$700,000 in conservation efforts resulting not from alternative fuels, new construction, or massive building retrofits. $700,000 in savings resulting from increased awareness, changing habits, embracing a culture of conservation, and regular measurement of the electrical, natural gas, water and waste used from month to month.
Sometimes the solutions to our problems are not big and sexy. Sometimes the solutions to our problems come from doing what is simple and right in the first place: shutting off lights, closing doors, controlling thermostats, putting buildings into unoccupied mode when not in use, sealing leaks, recycling and all of the little things.

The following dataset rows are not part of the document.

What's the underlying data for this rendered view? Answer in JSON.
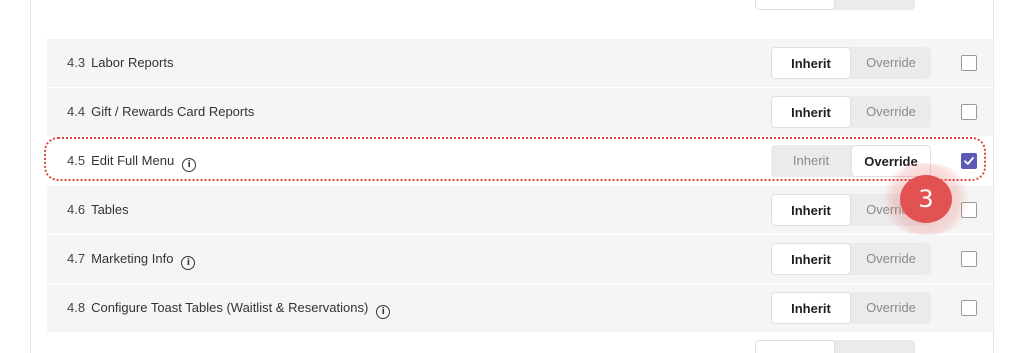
{
  "rows": [
    {
      "num": "4.3",
      "label": "Labor Reports",
      "info": false,
      "mode": "inherit",
      "checked": false
    },
    {
      "num": "4.4",
      "label": "Gift / Rewards Card Reports",
      "info": false,
      "mode": "inherit",
      "checked": false
    },
    {
      "num": "4.5",
      "label": "Edit Full Menu",
      "info": true,
      "mode": "override",
      "checked": true
    },
    {
      "num": "4.6",
      "label": "Tables",
      "info": false,
      "mode": "inherit",
      "checked": false
    },
    {
      "num": "4.7",
      "label": "Marketing Info",
      "info": true,
      "mode": "inherit",
      "checked": false
    },
    {
      "num": "4.8",
      "label": "Configure Toast Tables (Waitlist & Reservations)",
      "info": true,
      "mode": "inherit",
      "checked": false
    }
  ],
  "toggle": {
    "inherit_label": "Inherit",
    "override_label": "Override"
  },
  "info_glyph": "i",
  "callout": {
    "number": "3"
  },
  "colors": {
    "checkbox_checked": "#5b5bb5",
    "highlight": "#e0443c",
    "callout": "#e25252"
  }
}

Energy conservation in conjunction with alternative fuel sources is still the best solution we have. Do not forget its importance in your organization!
Sue Pierce is the owner of Pierce and Associates, an energy planning and green facility consulting business that specializes in working with K-12 school districts wanting to create energy efficient and green sustainable environments for students. On a more personal level, she is married to Dean (for 33 years but who is counting!); a mother of four amazing sons; a mother-in-law to one (so far) adorable daughter-in-law; a new grandmother to one grandson (Gavin I love you!) and a woman with a passion for living life in a green organic and sustainable way. She pursues green living to both teach others and to continue to learn herself! Go Green! Live Sustainably! You can connect with Sue by going to her newest website at http://www.goinggreenmarketplace.com or her energy business web site at http://www.pierceandassociatescompany.com